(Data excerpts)
==========
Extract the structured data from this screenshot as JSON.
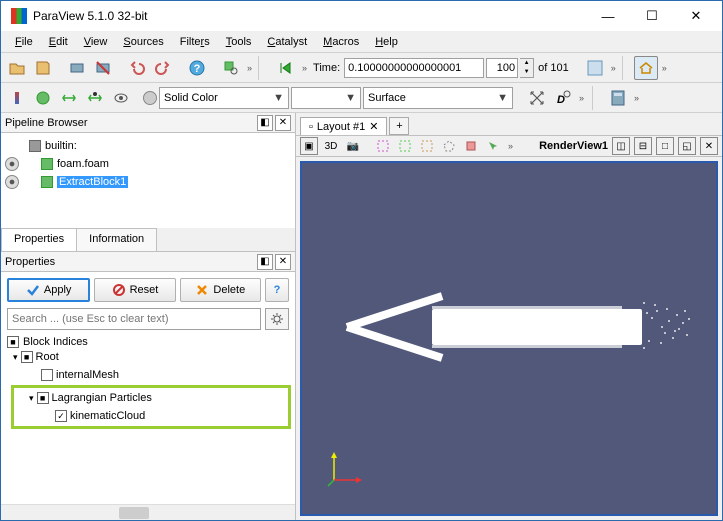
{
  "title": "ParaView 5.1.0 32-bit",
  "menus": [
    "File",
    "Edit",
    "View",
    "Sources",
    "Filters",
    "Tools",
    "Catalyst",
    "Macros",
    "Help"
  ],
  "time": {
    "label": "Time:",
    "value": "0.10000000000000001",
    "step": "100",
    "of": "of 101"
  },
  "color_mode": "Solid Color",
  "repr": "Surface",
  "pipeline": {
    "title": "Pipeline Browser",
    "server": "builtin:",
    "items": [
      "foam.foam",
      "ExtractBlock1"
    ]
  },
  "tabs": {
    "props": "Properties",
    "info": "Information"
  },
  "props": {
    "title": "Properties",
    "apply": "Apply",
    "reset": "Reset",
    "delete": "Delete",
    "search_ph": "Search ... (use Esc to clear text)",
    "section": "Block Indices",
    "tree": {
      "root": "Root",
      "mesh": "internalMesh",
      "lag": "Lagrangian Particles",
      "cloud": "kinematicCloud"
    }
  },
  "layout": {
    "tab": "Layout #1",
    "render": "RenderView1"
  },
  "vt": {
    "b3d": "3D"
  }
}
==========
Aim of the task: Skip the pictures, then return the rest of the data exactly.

Answer to this task:
Extract the structured data from this screenshot as JSON.
{
  "title": "ParaView 5.1.0 32-bit",
  "menus": [
    "File",
    "Edit",
    "View",
    "Sources",
    "Filters",
    "Tools",
    "Catalyst",
    "Macros",
    "Help"
  ],
  "time": {
    "label": "Time:",
    "value": "0.10000000000000001",
    "step": "100",
    "of": "of 101"
  },
  "color_mode": "Solid Color",
  "repr": "Surface",
  "pipeline": {
    "title": "Pipeline Browser",
    "server": "builtin:",
    "items": [
      "foam.foam",
      "ExtractBlock1"
    ]
  },
  "tabs": {
    "props": "Properties",
    "info": "Information"
  },
  "props": {
    "title": "Properties",
    "apply": "Apply",
    "reset": "Reset",
    "delete": "Delete",
    "search_ph": "Search ... (use Esc to clear text)",
    "section": "Block Indices",
    "tree": {
      "root": "Root",
      "mesh": "internalMesh",
      "lag": "Lagrangian Particles",
      "cloud": "kinematicCloud"
    }
  },
  "layout": {
    "tab": "Layout #1",
    "render": "RenderView1"
  },
  "vt": {
    "b3d": "3D"
  }
}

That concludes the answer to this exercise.